- They do whatever they want because it feels good.
- And, they not only do these things, but demand that others accept them just the way they are.

This week we will look at the people who made the other choice.

A person who has given himself entirely to God, who has decided to be a disciple of Christ (not just a camp-follower), and who knows the eternal danger of cisterns will have (at least) these seven characteristics:

1. Love
This includes other closely related virtues like compassion, generosity, kindness, care for others who can give nothing back.

2. Joy
No one's giddy every moment, but the presence of God provides a deep, solid, beyond-natural joy that flows constantly under the surface, and now and then breaks out like a . . . fountain. Even when she is sad, the true disciple rejoices deep down over what God has promised to those who love Him. Paul calls it rejoicing in hope.

3. Peace
The peace of a disciple includes trust, submission, and the total relaxation of complete surrender. This peace manifests most beautifully as a quiet confidence when things are going badly.

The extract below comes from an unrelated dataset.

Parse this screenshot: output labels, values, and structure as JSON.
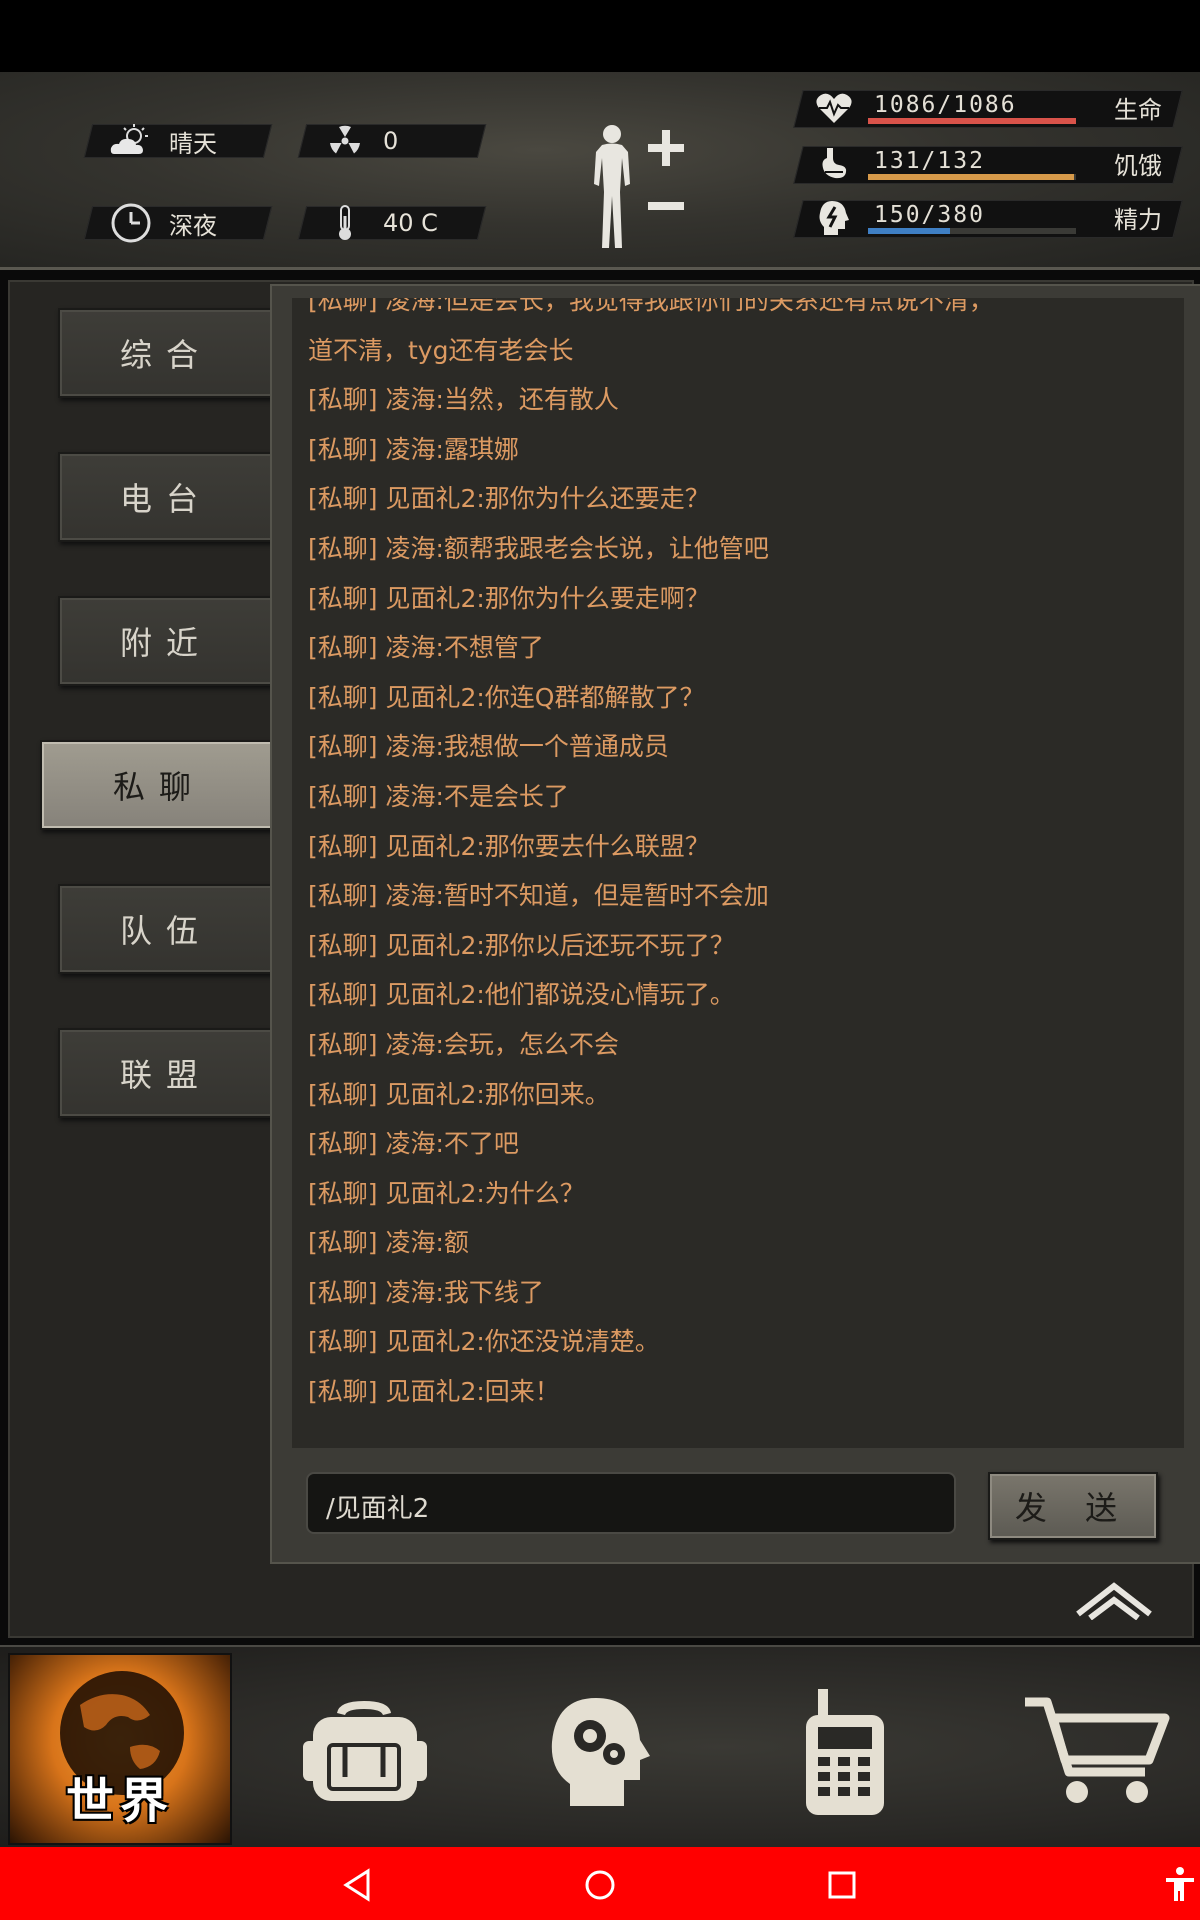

4. The urge to tell others about Christ
We don't see this much today, and I don't know why. Just compare the average American believer with any believer described in the New Testament, and you'll notice the lack. It seems our greatest urge is to avoid telling about Christ. We have to be bribed or goaded into it. It makes you wonder what's happened to us.

5. Righteousness
This is doing, saying, thinking, feeling, believing what is right. We've discussed this one before, and it means nothing more than doing the right thing at the right time for the right reason. (And God gets to define what's right.)

6. Holiness
For the longest time, I thought that holiness was the same thing as righteousness. But it's not. Holiness means separation, submission, a dedication of all the heart, mind, soul and body to God. It will necessary include right living, but holiness itself is about consciously removing yourself from the world, wresting control of yourself from your self, and living fully conscious that you belong to God.

7. Willingness to suffer or sacrifice for the sake of God's glory
No potential consequence of being any of the above means anything to you. You would rather share your faith and lose your job than stay silent. You would rather give all your possessions to feed the poor than eat yourself. This is the capstone to all the others, and for obvious reasons, it makes showing them possible.

Now the question becomes: What if you know without doubt that you have been born again by faith in Christ, but these seven qualities do not perfectly describe you?

I've been struggling with exactly that question in my own life recently. Next week I'll share what little answer I've been given so far.